Centre pushes 6,000cr plan to tackle water depletion
CGWB Study Of 6,584 Blocks Puts 1,034 Of Them In ‘Dark Zone’
New Delhi: Fast depleting ground water in nearly 30% of the assessed blocks in the country has pushed the Centre to fast-track its Rs 6,000 crore ambitious plan aimed at efficient management of available water resources and strengthening of recharge mechanism through community participation.
Half of the total cost of this central scheme, named Atal Bhujal Yojana, will be supported by the World Bank as loan while the remaining half (Rs 3,000 crore) will be funded by the government through budgetary support to deal with the deepening crisis of water scarcity in many parts of the country.
“We expect it to be approved before March 2018 so that it could be implemented with effect from April 1,” Union water resources secretary U P Singh told TOIon Wednesday.
If the stage of ground water development is more than 100%, it means the annual ground water consumption is more than the annual ground water recharge
The emphasis of the scheme will be on recharge (of ground water sources) and efficient use of water by involving people at the local level.
The last assessment report of the Central Ground Water Board (CGWB) shows that 1,034 of 6,584 assessed blocks in the country are over-exploited (usually referred to as ‘dark zones’). It means annual ground water consumption in those blocks is more than the annual ground water recharge. Besides, 934 blocks fall in different stages of criticality due to depletion without recharge.
The over-exploited units are mostly concentrated in Punjab, Haryana, Delhi, western UP, Rajasthan, Gujarat, Karnataka, Andhra Pradesh, Telangana and Tamil Nadu.

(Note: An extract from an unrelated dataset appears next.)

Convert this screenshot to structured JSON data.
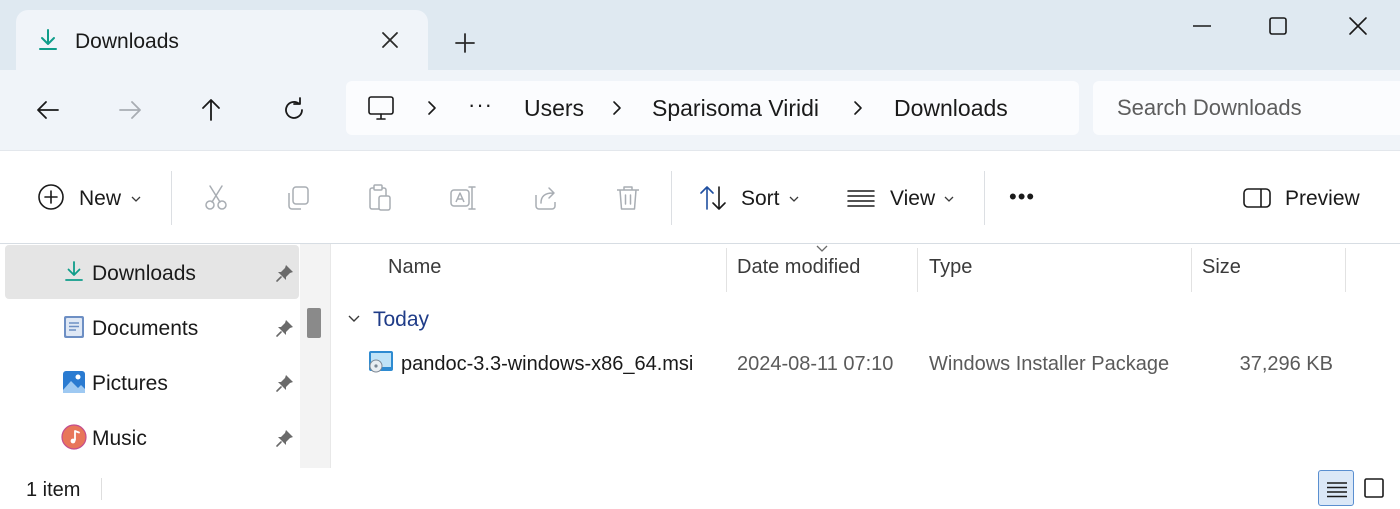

The report shows that Punjab, Haryana, Rajasthan and Delhi are worst among them. Though Tamil Nadu has the maximum number of ‘dark zones’ (358 out of 1139 assessed units), Punjab is the worst in percentage term with 105 (76%) of its 138 assessed units falling in this category. Similarly, 164 of the 248 assessed blocks in Rajasthan are over-exploited (66%), followed by Delhi where 15 of the 27 assessed blocks are in ‘dark zones’.